On June 4, 2020, the U.S. Department of Health and Human Services (HHS) issued new Laboratory Data Reporting Guidance for COVID-19 Testing (Guidance) and related Frequently Asked Questions. Under the Guidance, in addition to providing the results of COVID-19 testing, laboratories will be required to report demographic information, including the patient’s age, race, ethnicity, sex, residence zip code, and county. The Guidance further recommends reporting the patient’s name, street address, date of birth, ordering provider address, and ordering provider phone number to state and/or local public health departments, although this data would not be collected by the Centers for Disease Control and Prevention (CDC) or HHS. Data for each test completed must be submitted within 24 hours of the results being known or determined, providing public health officials with “nearly real-time data.”
Reporting is required for both diagnostic and serologic testing, and the Guidance specifically includes laboratory testing that relies on home-based sample collection.
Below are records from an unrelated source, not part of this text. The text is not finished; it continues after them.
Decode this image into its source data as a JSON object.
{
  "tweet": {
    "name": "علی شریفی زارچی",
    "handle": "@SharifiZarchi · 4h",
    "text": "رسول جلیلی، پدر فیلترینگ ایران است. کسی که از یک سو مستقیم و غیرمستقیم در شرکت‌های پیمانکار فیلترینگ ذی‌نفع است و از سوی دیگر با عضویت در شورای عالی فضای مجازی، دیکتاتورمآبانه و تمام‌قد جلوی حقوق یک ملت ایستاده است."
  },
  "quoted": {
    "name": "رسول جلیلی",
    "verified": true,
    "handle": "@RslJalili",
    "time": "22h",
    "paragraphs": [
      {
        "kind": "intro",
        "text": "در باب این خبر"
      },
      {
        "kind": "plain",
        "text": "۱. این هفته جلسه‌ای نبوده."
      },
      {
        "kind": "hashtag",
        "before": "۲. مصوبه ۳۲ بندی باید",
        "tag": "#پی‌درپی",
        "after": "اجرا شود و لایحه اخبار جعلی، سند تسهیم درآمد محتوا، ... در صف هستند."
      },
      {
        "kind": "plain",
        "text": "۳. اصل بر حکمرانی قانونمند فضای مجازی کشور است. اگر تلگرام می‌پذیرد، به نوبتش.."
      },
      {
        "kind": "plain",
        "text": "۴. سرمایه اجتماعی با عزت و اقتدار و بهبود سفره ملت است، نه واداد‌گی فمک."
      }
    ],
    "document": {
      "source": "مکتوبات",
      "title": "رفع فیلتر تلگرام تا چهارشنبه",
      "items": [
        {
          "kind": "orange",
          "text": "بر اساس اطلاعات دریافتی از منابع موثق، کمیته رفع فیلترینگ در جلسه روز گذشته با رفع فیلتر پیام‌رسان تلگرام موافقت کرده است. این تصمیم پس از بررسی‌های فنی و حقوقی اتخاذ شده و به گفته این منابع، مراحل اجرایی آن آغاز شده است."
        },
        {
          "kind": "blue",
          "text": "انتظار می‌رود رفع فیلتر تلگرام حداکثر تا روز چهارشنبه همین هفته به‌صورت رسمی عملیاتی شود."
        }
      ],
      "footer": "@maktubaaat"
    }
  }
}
Laboratories, defined to include “laboratories, non-laboratory testing locations, and other facilities or locations offering point-of-care testing or in-home testing related to SARS-CoV-2,” must comply with the new requirements by Aug. 1, 2020. The Guidance specifies that reporting should be made through existing channels to state or local public health departments that will, in turn, submit de-identified data to the CDC.
According to HHS, “[t]he new reporting requirements will provide information needed to better monitor disease incidence and trends by initiating epidemiologic case investigations, assisting with contact tracing, assessing availability and use of testing resources, and anticipating potential supply chain issues.” HHS also indicated that the requirements may help officials understand and address disproportionate impacts of COVID-19 on certain demographic groups and ensure equitable access to testing.
Although this reporting requirement is being imposed by HHS, it is unclear what impact the new data may have at a national level. Under HHS’s COVID-19 Strategic Testing Plan issued on May 24, 2020, states are largely responsible for developing and implementing their own COVID-19 testing strategies.
For more information and updates on the developing COVID-19 situation, visit GT’s Health Emergency Preparedness Task Force: Coronavirus Disease 2019.